Moreover while society underwent profound changes, the instruments of rule remained in the hands of those who sought to uphold the status quo, skewed the system to privilege entrenched elites and used state assets as patronage to distribute to networks of their supporters. This hobbled the capacity of the state to respond to the needs of the wider public and set limits to the administrative structure’s ability to keep pace with changing realities.
The second set of factors emerged during the seventies and eighties and continued thereafter when successive governments sought to put the state machinery to political uses. The prolonged politicisation of the administrative and police system to serve partisan ends distorted its functioning and brought about damaging erosion in its authority, efficiency and morale. The compulsion to please political patrons rather than perform their real task seriously undermined merit and professionalism in the system.
All of this spelt disaster. But both civilian and military administrations who practiced this failed to see that persistent manipulation of what once provided the ‘steel frame’ of reasonably effective administration would ultimately give governments less rather than more control. It was a matter of time before the inescapable consequences of these deleterious practices caught up with the country.
In the absence of any institutions of restraint, another pernicious process set in motion was the utilisation of state resources – land, credit and ‘development’ funds – to set up venal networks of dependency between those who ruled the country, politicians and the administrative apparatus. State patronage drained the public exchequer and also spawned an official culture in which such malign conduct was tolerated, even deemed acceptable.
Today the weakened capacity of the state apparatus has reached crisis proportions. Acknowledgement of the urgency of reform is the first part of a solution. Rebuilding capability and restoring public trust is no easy process. There are no short cuts or quick fixes along the way. Institutional reforms entail wrenching changes in the way government agencies think and act and a complete overhaul of entrenched systems of patronage.

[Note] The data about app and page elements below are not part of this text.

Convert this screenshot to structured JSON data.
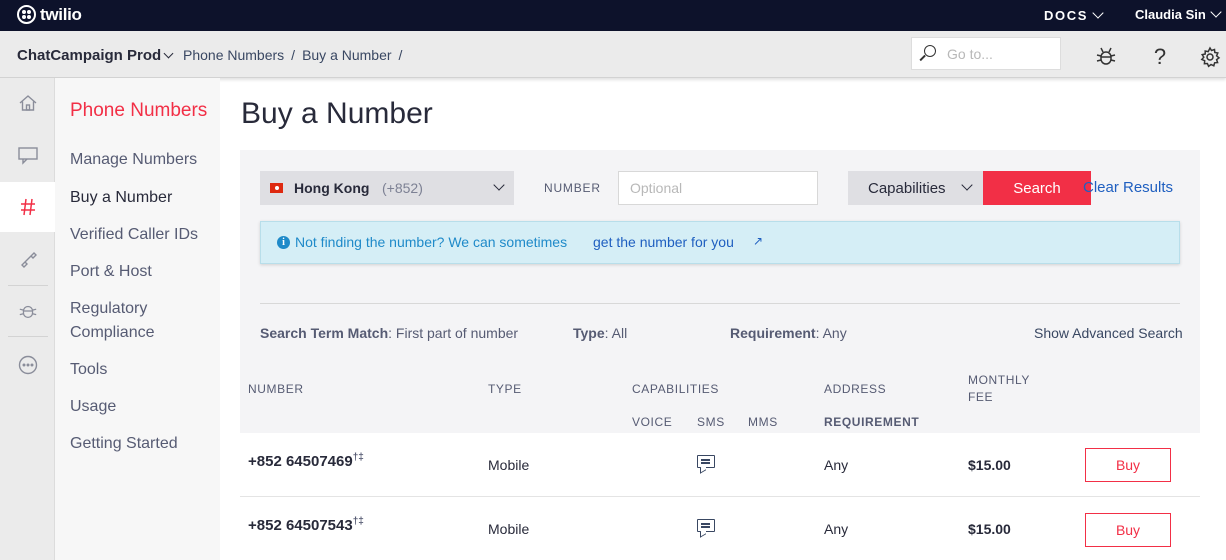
{
  "topbar": {
    "brand": "twilio",
    "docs_label": "DOCS",
    "user_name": "Claudia Sin"
  },
  "subbar": {
    "project": "ChatCampaign Prod",
    "breadcrumbs": [
      "Phone Numbers",
      "Buy a Number"
    ],
    "goto_placeholder": "Go to...",
    "icons": [
      "debugger-icon",
      "help-icon",
      "settings-icon"
    ]
  },
  "rail": {
    "icons": [
      "home-icon",
      "chat-icon",
      "hash-icon",
      "phone-icon",
      "bug-icon",
      "more-icon"
    ],
    "active": "hash-icon"
  },
  "nav": {
    "title": "Phone Numbers",
    "items": [
      {
        "label": "Manage Numbers"
      },
      {
        "label": "Buy a Number"
      },
      {
        "label": "Verified Caller IDs"
      },
      {
        "label": "Port & Host"
      },
      {
        "label": "Regulatory"
      },
      {
        "label": "Compliance"
      },
      {
        "label": "Tools"
      },
      {
        "label": "Usage"
      },
      {
        "label": "Getting Started"
      }
    ]
  },
  "main": {
    "title": "Buy a Number",
    "search": {
      "country": "Hong Kong",
      "country_code": "(+852)",
      "number_label": "NUMBER",
      "number_placeholder": "Optional",
      "capabilities_label": "Capabilities",
      "search_button": "Search",
      "clear_link": "Clear Results"
    },
    "notice": {
      "text": "Not finding the number? We can sometimes",
      "link": "get the number for you",
      "link_icon": "↗"
    },
    "criteria": {
      "term_label": "Search Term Match",
      "term_value": ": First part of number",
      "type_label": "Type",
      "type_value": ": All",
      "req_label": "Requirement",
      "req_value": ": Any",
      "advanced": "Show Advanced Search"
    },
    "table": {
      "headers": {
        "number": "NUMBER",
        "type": "TYPE",
        "capabilities": "CAPABILITIES",
        "voice": "VOICE",
        "sms": "SMS",
        "mms": "MMS",
        "address": "ADDRESS",
        "requirement": "REQUIREMENT",
        "fee_line1": "MONTHLY",
        "fee_line2": "FEE"
      },
      "rows": [
        {
          "number": "+852 64507469",
          "marks": "†‡",
          "type": "Mobile",
          "sms": true,
          "requirement": "Any",
          "fee": "$15.00",
          "action": "Buy"
        },
        {
          "number": "+852 64507543",
          "marks": "†‡",
          "type": "Mobile",
          "sms": true,
          "requirement": "Any",
          "fee": "$15.00",
          "action": "Buy"
        }
      ]
    }
  },
  "colors": {
    "topbar": "#0d122b",
    "accent": "#f22f46",
    "link": "#1f5fc0",
    "notice_bg": "#d5eef6"
  }
}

It involves the virtual reinvention of the administrative and law enforcement system. There is much to draw on from the 2008 report of the NCGR to launch such a process.
Even small steps to initiate this process can build public confidence and set off a virtuous circle. A reform strategy has to involve framing and enforcing rules and norms that create incentives for state organs and officials to operate in the public interest, while establishing institutional restraints on arbitrary executive actions.
Devising reforms is only part of the challenge. The other, while instituting these reforms, is countering the opposition of those concerned with preserving the administrative status quo. That is why a comprehensive approach has to integrate a re-empowerment strategy with policy reforms to neutralise the power of interests likely to oppose reforms.
The price of postponing reform of the state machinery is blindingly obvious. But even bigger costs may loom: lawlessness and disarray jeopardising prospects of both economic revival and restoration of domestic peace and security. Prime Minister Nawaz Sharif must know that while the power he has offers an opportunity, it does not guarantee success.
The best of intentions and the most wellcrafted policies can be thwarted by institutional weakness and the lack of a competent and responsive civil service. That is why the government should review the recommendations of the NCGR and prioritise key ones for parliamentary debate as a serious step towards their implementation.
The writer is special adviser to the Jang Group/Geo and a former envoy to the US and the UK.